#### ASSIGNED TASK:
Where a line in the records below includes "text", pull that line out.

(Items from a data source)

==============================

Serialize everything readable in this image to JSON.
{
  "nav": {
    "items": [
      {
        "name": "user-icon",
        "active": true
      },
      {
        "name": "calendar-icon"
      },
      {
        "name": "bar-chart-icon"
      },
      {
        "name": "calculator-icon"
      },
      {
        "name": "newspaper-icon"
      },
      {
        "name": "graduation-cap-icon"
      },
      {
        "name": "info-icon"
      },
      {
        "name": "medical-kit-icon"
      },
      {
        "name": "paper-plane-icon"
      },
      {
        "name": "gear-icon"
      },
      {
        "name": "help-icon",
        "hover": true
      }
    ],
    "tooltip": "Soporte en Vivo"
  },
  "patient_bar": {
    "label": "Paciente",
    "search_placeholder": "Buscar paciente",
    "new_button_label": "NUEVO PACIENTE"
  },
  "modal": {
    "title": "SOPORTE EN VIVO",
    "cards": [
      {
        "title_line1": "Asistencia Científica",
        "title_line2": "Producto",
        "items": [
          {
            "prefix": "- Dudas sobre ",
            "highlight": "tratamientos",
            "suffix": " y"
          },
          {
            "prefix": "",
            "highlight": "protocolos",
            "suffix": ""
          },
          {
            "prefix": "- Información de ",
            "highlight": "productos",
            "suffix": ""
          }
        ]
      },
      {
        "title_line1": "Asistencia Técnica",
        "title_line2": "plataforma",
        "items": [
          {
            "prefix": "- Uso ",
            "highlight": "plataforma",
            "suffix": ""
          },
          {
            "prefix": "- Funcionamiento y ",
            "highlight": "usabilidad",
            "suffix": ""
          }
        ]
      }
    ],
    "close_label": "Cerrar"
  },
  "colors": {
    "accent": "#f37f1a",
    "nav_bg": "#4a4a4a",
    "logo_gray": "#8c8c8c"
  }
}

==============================

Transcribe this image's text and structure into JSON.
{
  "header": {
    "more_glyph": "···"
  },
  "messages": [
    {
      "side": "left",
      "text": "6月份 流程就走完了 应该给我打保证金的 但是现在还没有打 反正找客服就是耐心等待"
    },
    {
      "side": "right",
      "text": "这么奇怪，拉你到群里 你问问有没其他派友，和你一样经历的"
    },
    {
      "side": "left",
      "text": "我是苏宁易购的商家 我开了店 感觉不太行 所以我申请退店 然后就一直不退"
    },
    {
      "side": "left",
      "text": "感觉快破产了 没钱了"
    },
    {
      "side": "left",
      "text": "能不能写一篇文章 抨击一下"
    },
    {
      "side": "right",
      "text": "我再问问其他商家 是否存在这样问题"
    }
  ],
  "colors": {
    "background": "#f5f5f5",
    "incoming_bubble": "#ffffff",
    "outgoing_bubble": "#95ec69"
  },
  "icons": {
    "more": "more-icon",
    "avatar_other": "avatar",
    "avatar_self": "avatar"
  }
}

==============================

#### YOUR SOLUTION:
Transcribe this image's text and structure into JSON.
      "text": "6月份 流程就走完了 应该给我打保证金的 但是现在还没有打 反正找客服就是耐心等待"
      "text": "这么奇怪，拉你到群里 你问问有没其他派友，和你一样经历的"
      "text": "我是苏宁易购的商家 我开了店 感觉不太行 所以我申请退店 然后就一直不退"
      "text": "感觉快破产了 没钱了"
      "text": "能不能写一篇文章 抨击一下"
      "text": "我再问问其他商家 是否存在这样问题"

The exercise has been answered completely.